═════ Dataset excerpts
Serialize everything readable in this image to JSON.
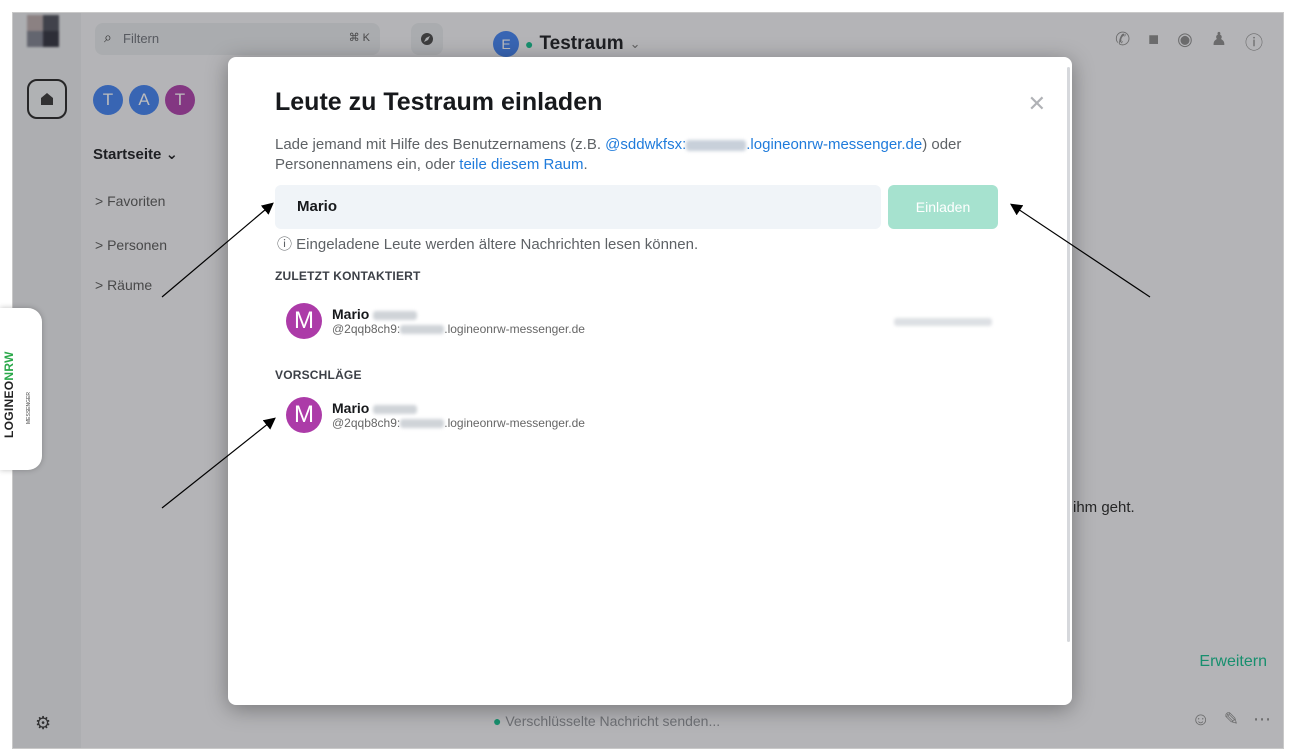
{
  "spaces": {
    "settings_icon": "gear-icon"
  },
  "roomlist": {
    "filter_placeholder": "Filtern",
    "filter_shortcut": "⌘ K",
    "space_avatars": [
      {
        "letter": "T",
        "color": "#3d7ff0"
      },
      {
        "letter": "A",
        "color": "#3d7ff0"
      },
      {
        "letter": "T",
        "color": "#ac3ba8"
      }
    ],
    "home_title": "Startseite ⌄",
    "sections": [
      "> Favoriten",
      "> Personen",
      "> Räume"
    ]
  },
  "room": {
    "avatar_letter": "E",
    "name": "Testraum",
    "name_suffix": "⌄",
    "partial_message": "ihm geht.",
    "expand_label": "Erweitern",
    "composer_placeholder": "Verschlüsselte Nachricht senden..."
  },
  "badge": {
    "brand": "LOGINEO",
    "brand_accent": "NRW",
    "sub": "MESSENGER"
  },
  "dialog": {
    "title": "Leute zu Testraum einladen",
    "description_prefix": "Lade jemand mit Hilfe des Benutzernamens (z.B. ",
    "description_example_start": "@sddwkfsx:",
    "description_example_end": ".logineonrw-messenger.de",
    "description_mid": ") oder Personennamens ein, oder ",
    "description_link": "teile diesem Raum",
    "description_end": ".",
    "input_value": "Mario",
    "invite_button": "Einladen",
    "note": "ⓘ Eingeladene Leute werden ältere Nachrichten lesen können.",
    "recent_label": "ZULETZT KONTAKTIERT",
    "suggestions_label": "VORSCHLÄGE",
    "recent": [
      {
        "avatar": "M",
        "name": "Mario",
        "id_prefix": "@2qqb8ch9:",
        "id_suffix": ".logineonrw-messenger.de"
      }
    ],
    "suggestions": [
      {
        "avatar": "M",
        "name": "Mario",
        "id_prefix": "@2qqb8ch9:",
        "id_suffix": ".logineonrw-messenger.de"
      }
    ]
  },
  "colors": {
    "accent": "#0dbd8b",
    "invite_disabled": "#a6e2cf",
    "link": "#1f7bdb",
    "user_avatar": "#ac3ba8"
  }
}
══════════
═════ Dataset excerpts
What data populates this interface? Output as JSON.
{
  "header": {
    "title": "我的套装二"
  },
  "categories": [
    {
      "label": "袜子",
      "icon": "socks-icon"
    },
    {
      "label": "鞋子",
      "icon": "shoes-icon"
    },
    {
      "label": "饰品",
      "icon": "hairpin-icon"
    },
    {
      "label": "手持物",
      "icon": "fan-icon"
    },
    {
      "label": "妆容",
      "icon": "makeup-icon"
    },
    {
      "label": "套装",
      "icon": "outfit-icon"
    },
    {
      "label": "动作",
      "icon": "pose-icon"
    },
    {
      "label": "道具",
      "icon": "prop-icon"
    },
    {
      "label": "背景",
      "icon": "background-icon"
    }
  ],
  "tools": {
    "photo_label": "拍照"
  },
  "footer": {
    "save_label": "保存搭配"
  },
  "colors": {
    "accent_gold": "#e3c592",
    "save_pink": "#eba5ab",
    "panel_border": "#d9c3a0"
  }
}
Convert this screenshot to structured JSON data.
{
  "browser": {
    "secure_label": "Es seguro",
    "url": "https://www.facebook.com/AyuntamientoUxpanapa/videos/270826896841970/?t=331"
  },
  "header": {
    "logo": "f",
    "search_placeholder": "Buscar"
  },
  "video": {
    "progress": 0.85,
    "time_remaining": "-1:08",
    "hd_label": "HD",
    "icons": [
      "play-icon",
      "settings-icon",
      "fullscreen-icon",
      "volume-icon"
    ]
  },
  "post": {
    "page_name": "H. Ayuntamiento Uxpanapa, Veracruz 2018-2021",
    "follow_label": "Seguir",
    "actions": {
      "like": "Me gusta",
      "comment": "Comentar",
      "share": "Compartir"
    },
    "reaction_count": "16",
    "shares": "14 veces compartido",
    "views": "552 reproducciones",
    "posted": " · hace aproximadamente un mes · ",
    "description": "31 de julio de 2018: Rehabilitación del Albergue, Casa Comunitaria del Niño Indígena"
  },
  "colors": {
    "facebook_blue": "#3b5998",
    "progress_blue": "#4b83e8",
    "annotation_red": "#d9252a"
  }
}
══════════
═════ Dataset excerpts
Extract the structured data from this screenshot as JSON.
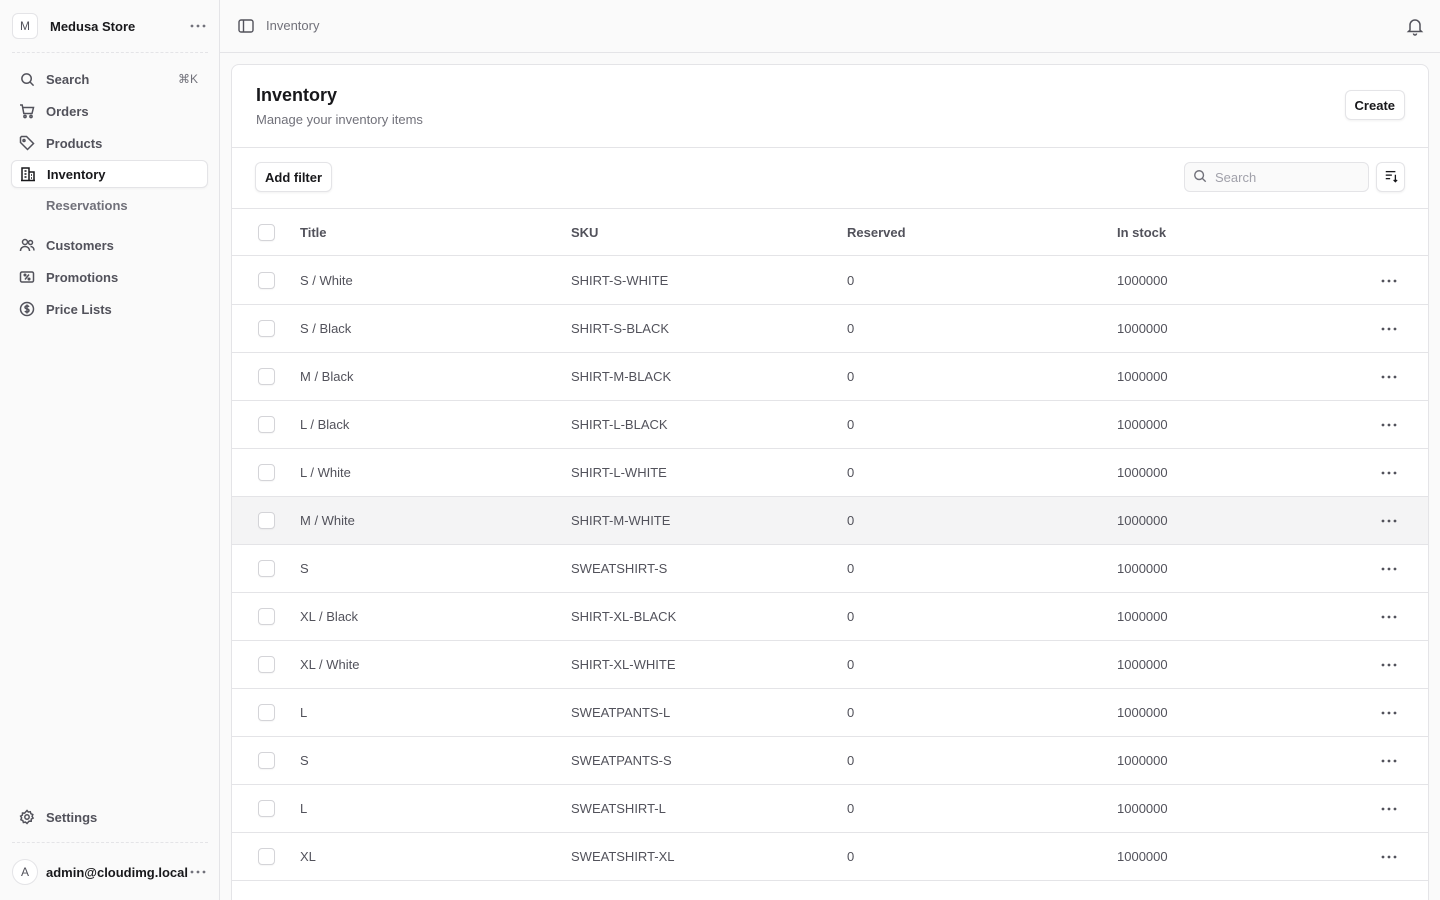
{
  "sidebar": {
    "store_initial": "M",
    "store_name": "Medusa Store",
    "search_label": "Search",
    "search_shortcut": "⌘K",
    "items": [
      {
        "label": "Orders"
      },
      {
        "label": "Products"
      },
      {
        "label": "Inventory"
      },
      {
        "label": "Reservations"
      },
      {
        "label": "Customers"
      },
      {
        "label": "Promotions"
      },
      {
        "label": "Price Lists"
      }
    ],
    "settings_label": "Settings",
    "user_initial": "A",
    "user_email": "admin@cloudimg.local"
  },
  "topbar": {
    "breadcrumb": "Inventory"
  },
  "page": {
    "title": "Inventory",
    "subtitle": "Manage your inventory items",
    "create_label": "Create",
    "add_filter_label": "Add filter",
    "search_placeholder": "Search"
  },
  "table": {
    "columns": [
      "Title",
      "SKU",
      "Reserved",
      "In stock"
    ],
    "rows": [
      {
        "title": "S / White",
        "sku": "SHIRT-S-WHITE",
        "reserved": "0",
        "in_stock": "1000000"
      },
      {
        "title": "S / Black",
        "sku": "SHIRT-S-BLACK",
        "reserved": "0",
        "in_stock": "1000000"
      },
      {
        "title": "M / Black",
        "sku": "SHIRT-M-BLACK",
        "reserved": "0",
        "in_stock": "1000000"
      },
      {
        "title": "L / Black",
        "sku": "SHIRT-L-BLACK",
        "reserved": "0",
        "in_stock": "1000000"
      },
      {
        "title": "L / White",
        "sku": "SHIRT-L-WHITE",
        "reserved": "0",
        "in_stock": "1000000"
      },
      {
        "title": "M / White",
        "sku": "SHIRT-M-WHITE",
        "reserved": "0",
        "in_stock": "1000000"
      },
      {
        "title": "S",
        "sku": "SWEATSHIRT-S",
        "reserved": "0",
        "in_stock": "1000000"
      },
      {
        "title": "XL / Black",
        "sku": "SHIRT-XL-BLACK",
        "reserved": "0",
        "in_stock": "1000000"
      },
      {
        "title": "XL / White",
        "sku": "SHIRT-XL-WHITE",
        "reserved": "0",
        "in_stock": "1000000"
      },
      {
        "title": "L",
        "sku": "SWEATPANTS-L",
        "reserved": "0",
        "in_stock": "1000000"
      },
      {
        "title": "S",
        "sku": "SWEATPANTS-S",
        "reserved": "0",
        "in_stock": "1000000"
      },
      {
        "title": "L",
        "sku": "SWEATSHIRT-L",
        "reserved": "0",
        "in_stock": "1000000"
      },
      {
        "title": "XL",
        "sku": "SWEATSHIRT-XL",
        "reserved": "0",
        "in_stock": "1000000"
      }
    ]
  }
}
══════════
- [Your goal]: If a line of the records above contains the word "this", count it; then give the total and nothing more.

- [Expected answer]: 4